Required action:
All lines in the material below that contain "active" should be located and copied.

= = = = =

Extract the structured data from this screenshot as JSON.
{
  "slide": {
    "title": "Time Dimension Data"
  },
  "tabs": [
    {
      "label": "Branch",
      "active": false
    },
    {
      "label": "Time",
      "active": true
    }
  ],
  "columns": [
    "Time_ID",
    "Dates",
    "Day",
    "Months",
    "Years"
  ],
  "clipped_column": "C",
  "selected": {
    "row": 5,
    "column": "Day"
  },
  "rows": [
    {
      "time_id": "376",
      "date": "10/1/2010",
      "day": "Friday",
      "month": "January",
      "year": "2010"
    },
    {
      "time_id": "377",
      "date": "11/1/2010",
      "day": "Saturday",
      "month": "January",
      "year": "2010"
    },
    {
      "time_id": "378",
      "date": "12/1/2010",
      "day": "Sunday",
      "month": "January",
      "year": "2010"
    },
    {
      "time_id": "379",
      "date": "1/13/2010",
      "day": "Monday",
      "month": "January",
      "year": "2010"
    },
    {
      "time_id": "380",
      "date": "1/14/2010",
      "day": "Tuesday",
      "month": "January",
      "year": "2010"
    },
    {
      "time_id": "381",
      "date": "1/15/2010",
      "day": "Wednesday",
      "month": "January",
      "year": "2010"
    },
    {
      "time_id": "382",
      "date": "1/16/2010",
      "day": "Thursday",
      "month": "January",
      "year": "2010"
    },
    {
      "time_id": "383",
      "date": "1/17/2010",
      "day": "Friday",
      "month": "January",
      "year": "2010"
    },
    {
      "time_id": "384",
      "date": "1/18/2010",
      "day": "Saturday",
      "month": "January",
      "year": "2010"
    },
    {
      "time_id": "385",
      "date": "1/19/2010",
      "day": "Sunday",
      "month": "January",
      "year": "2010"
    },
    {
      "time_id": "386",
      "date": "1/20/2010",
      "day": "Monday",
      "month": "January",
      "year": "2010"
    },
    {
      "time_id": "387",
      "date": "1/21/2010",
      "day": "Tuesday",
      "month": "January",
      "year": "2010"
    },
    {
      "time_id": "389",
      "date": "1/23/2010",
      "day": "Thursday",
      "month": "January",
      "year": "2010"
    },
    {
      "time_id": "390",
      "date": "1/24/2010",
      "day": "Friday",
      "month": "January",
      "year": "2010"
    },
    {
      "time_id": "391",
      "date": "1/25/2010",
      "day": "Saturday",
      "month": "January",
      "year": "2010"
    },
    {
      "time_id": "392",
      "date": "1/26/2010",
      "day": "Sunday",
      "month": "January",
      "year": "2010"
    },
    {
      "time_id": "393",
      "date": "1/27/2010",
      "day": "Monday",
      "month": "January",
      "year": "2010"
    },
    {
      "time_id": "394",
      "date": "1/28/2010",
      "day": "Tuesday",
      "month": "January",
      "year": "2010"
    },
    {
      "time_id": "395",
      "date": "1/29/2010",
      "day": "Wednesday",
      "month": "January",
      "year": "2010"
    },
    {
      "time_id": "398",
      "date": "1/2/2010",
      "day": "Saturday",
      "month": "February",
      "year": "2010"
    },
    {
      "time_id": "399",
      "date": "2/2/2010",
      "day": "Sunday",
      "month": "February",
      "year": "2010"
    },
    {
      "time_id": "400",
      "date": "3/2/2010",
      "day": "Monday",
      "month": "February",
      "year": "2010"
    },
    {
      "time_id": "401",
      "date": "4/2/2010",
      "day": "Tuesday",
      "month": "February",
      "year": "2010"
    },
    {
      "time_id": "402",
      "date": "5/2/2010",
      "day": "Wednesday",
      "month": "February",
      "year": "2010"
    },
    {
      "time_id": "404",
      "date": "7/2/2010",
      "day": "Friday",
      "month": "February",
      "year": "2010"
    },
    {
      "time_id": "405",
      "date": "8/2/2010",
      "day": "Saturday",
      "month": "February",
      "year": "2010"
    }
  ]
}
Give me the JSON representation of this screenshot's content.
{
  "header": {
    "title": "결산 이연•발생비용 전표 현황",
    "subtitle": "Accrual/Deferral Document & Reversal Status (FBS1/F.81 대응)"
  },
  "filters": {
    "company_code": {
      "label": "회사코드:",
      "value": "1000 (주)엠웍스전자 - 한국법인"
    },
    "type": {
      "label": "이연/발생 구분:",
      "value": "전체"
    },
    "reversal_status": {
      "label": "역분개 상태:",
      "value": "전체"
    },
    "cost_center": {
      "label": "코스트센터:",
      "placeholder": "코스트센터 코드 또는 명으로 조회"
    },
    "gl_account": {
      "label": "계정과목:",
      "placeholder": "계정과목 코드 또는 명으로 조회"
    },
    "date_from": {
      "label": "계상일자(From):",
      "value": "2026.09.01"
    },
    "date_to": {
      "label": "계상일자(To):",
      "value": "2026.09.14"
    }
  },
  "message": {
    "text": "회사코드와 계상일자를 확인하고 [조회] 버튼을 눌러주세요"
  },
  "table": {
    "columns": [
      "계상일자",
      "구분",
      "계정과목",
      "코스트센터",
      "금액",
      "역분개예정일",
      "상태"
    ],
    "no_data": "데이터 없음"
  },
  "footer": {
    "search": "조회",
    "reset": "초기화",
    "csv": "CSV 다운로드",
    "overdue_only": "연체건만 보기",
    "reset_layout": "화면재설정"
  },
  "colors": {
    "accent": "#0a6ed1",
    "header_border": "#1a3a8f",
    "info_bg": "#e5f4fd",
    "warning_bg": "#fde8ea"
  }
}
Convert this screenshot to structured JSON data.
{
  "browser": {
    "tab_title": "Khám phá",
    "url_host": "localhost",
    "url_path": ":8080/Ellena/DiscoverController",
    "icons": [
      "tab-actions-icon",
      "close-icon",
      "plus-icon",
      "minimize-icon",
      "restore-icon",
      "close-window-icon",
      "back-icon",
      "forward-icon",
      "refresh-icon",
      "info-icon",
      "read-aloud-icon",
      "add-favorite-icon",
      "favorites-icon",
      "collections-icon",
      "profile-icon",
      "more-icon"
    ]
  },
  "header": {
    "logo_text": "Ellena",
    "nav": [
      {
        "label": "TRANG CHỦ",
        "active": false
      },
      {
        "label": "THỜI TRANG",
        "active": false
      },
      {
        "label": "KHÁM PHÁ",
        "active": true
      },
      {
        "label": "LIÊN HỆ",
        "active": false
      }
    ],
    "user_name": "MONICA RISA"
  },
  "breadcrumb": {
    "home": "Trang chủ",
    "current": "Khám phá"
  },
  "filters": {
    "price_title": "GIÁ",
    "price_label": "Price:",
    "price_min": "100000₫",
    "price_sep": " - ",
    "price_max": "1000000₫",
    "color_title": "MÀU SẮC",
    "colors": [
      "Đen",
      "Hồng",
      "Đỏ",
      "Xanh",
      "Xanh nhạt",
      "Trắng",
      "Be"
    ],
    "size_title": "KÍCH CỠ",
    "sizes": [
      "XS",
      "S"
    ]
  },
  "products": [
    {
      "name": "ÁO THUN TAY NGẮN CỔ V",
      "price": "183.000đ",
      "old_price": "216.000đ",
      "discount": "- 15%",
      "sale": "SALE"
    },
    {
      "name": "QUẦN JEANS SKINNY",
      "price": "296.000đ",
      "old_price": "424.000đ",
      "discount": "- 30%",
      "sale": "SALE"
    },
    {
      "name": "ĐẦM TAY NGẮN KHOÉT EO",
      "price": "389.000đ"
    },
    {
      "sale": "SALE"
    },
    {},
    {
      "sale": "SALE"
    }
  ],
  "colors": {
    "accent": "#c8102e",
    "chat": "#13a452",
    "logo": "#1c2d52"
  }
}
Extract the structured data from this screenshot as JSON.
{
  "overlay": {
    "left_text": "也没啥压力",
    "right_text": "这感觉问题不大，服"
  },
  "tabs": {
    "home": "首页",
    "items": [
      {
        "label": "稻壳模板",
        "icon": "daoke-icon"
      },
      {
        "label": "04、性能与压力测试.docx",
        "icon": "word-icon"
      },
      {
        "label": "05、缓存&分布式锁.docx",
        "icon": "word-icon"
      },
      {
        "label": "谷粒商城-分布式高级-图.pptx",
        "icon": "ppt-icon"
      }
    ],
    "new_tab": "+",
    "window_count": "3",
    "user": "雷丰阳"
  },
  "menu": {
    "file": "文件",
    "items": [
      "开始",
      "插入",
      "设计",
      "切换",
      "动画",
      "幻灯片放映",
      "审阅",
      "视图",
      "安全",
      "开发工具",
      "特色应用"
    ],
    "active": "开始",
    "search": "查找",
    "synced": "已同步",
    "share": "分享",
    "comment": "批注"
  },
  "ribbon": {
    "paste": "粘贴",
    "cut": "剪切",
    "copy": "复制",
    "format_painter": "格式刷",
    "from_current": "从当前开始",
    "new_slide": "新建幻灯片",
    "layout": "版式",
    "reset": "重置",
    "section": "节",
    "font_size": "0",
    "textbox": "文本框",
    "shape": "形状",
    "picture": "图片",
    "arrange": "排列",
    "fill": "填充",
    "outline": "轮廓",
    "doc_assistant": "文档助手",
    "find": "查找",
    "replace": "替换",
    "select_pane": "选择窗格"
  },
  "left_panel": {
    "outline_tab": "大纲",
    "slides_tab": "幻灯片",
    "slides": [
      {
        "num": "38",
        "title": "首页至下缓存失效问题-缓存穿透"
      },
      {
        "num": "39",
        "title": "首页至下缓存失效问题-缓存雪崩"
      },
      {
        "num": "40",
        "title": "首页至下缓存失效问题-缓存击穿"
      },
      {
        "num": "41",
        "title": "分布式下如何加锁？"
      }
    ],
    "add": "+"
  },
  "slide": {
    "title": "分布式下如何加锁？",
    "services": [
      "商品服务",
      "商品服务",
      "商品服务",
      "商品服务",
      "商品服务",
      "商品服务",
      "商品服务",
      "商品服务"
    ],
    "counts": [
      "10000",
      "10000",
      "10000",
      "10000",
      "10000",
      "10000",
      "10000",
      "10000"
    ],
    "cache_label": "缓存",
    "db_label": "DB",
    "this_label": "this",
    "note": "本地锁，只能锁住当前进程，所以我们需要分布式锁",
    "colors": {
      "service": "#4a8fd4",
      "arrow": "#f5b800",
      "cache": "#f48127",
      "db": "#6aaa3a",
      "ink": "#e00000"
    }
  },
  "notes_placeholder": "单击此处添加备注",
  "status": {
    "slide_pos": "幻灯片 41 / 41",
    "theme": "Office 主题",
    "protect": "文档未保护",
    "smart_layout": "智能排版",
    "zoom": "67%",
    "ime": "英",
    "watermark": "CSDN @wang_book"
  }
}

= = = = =

Task output:
      "active": false
      "active": true
        "active": false
        "active": false
        "active": true
        "active": false
    "active": "开始",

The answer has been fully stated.